October 11th marks International Day of the Girl. The United Nations created this day back in 2011 to spread awareness and spark discussion about the unique challenges confronting the world’s 1.1 billion girls.
“We are celebrating how far girls today have come since their mothers and grandmothers were girls. And we are looking forward by committing to the kind of progress that will provide all girls everywhere with the chance to grow, learn, and thrive.” -UNICEF
While many countries are pushing for equal rights for genders, there are still a few that oppress girls, refuse them education and jobs.
One of the biggest problems right now? Child marriage. One in every seven girls is married off in developing counties before they turn 15. One in three are married before the age of 18.
One in three girls in developing countries, excluding China, is forced to marry before she turns 18 – that’s 47,700 girls every day. One in seven is married before the age of 15.
Rates of child marriage are highest in sub-Saharan Africa, where around 40% of girls are married before the age of 18, and 12.5% before they turn 15.
Latin America, the Caribbean, the Middle East and North Africa follow in their rates. Child marriage leads to vulnerability to sexual assault, abuse, and restricted from education and careers. It also leads to pregnancies at a young age and high mortality rates. The right to make life choices is immediately taken away from girls as soon as they even step into the world. And the girls that escape have to live in poverty or prostitution. Some of them are trafficked.
More than 33 million girls across the world aren’t allowed to go to school because of their gender and the belief that men are far more superior to women. One in five girls in developing countries who enroll in primary school never finish and only 30% of girls globally are enrolled in secondary school.
Emma Watson, UN Women Goodwill Ambassador, made a plea for the end of child marriage after a visit to Malawi, a southeastern African country, where a law raised the legal marrying age for girls to 18.
While visiting, Watson spoke with many young girls and women to discuss the topic of a girl’s right to education, career, and the right to make her own choices.
“Meeting with young girls, who like many in their country, are struggling with poverty and were pressured into early marriage, depriving them of their education in the process, made me realize just how important it is for women to be able to make their own choices.” -Emma Watson, UN Women Goodwill Ambassador
UNICEF predicts that the number of girls married before 18 will grow from 700 million to 950 million within fifteen years.
Child marriage is done for various reasons. Some have good reasons, some have bad. Some parents are trying to protect their daughters from a rash of problems, including rape and sexual assault, which are common in impoverished or refugee communities while others do it for money, or because they want one less mouth to feed so the easiest option is to marry them off at an early age.
Moe Arora from Toronto, Canada tweeted a story to Instagram about how his Uber driver moved his family to New York City to escape the Taliban.
Here is the series of tweets he posted yesterday:
“After he moved, family members back home would yell + threaten him for letting his daughter get an education.
“”My daughter is brilliant. Boy or girl — she’s the smartest person you could ever meet.””
“”She has a right to be educated, so why shouldn’t I provide her with that opportunity?””
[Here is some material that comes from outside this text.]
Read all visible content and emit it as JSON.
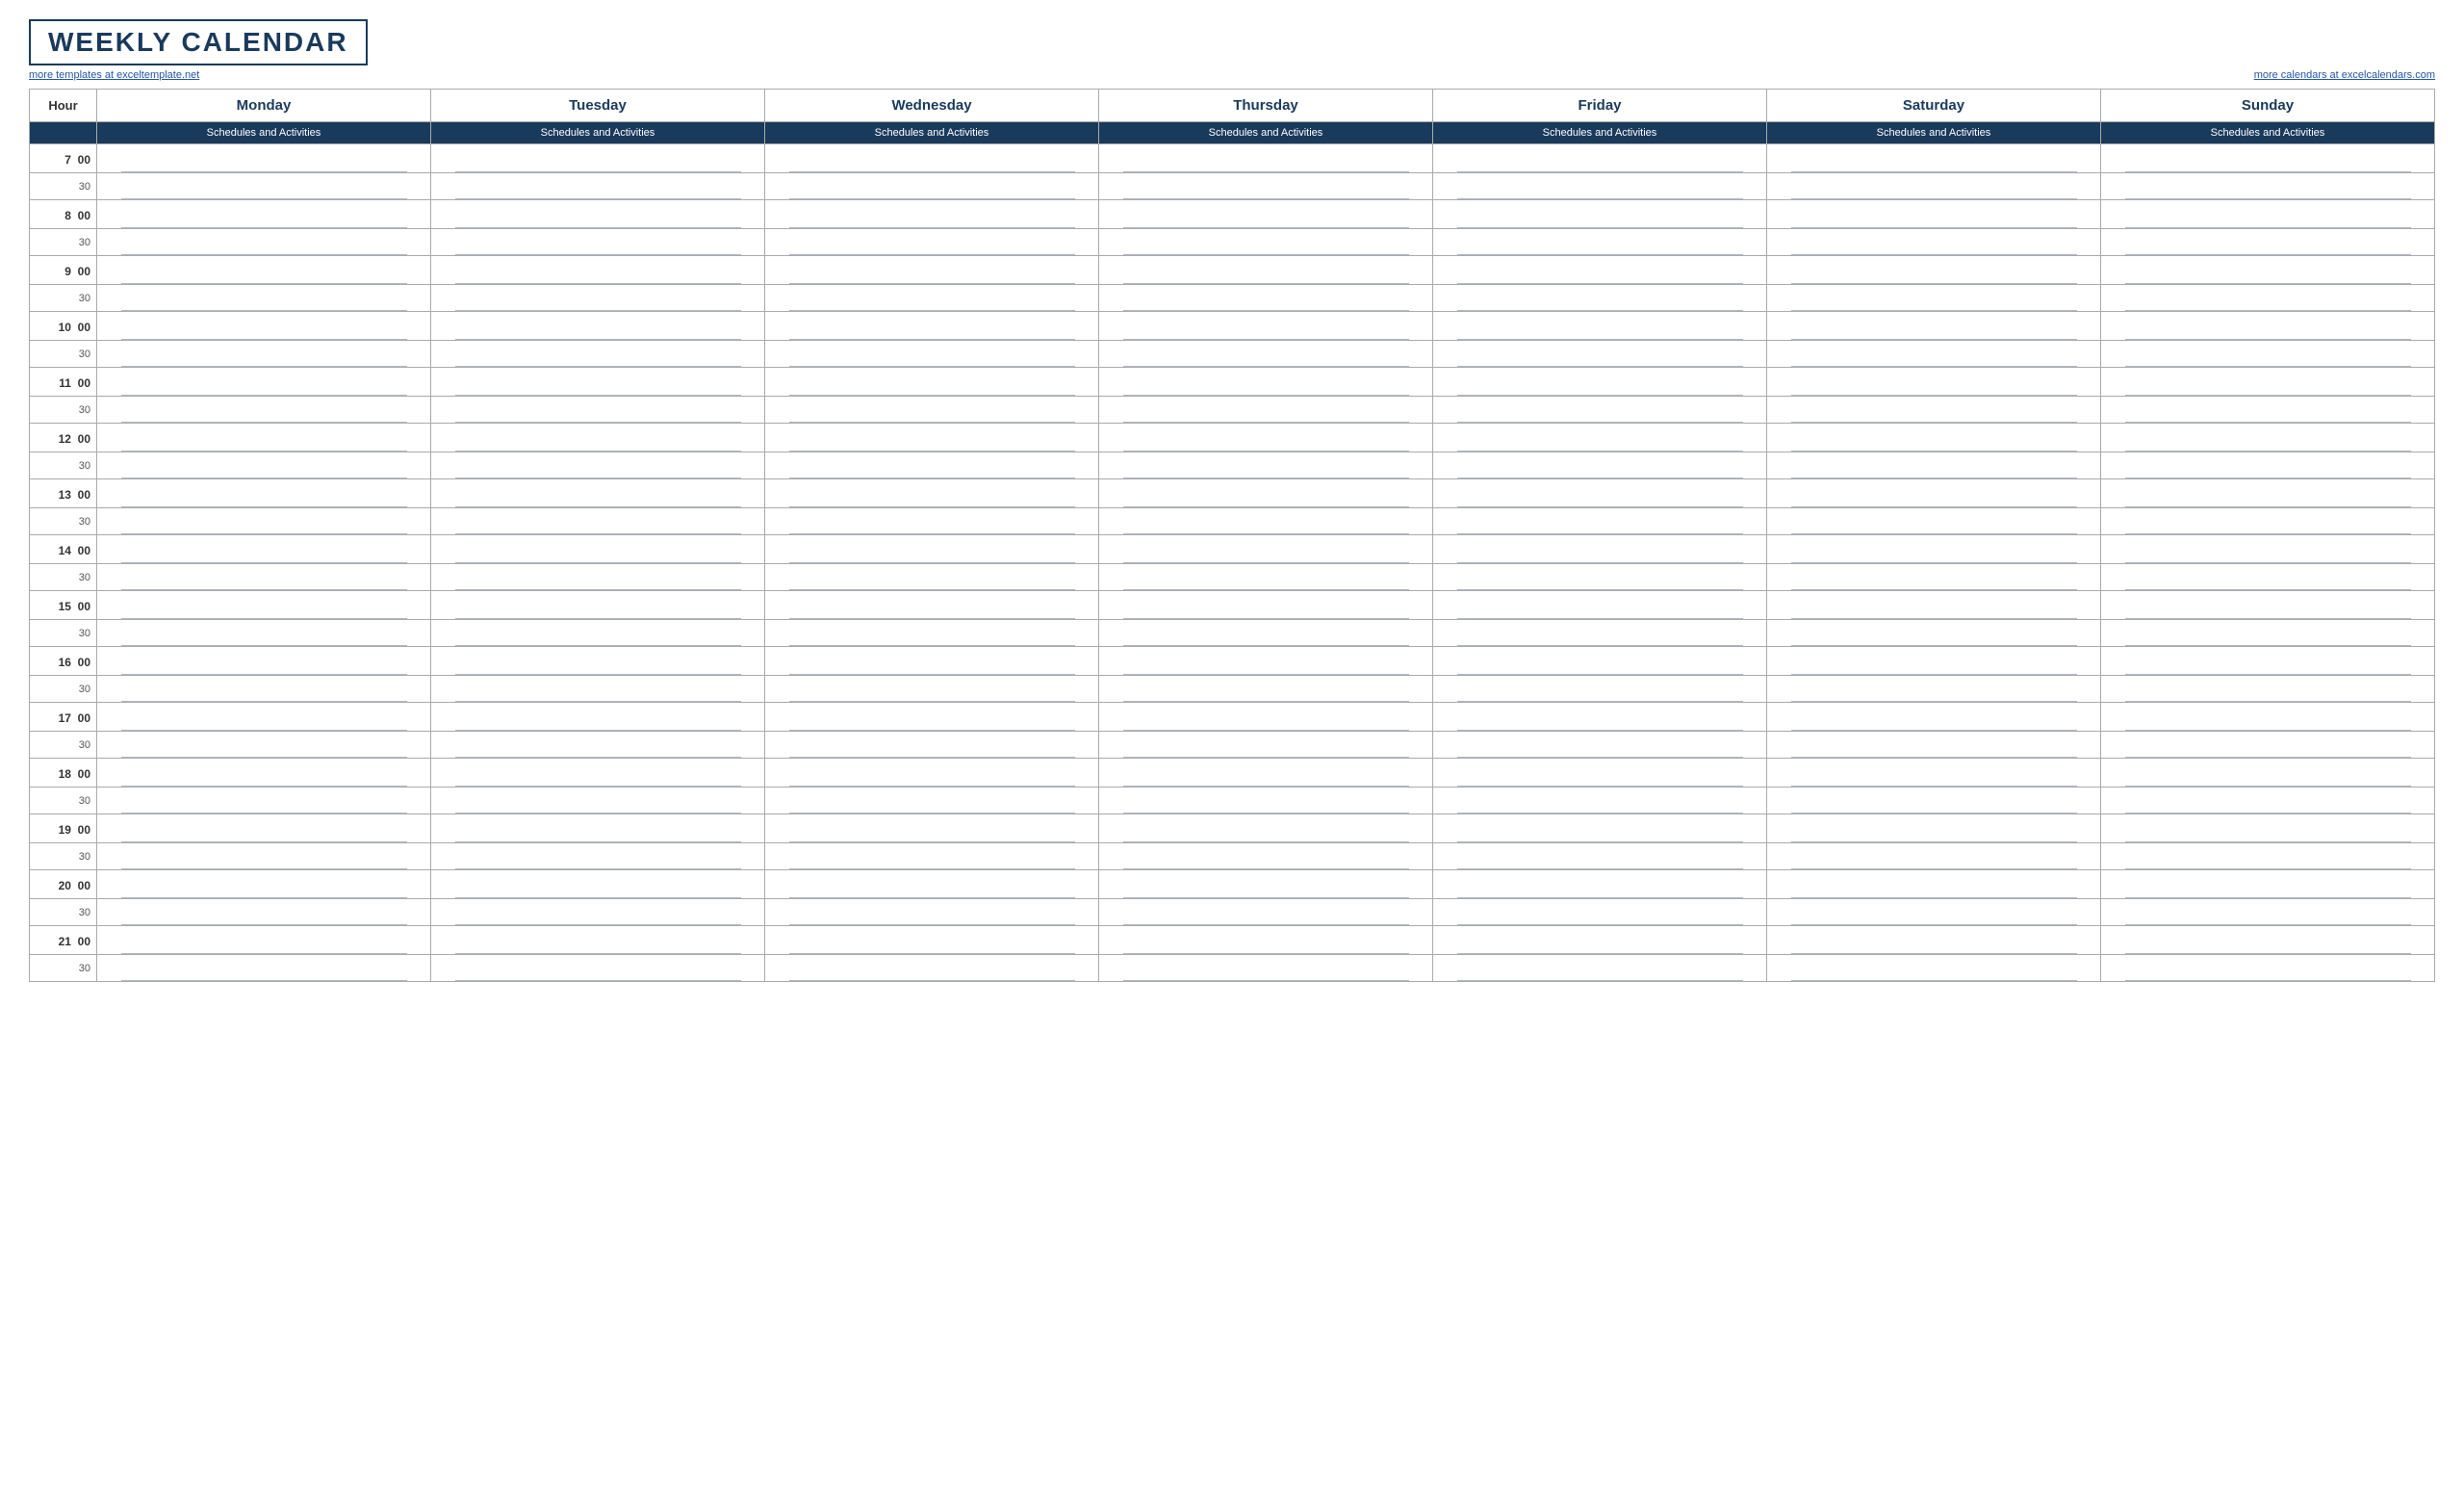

He told me there is a high mortality rate in his hometown because women either weren’t allowed or refused to get checked by male doctors.
His dream is for his daughter to become a doctor, then go back to his hometown + treat women so they can receive the medical help they need.
I’m in total awe of his story. I can only hope for his dream to come true.”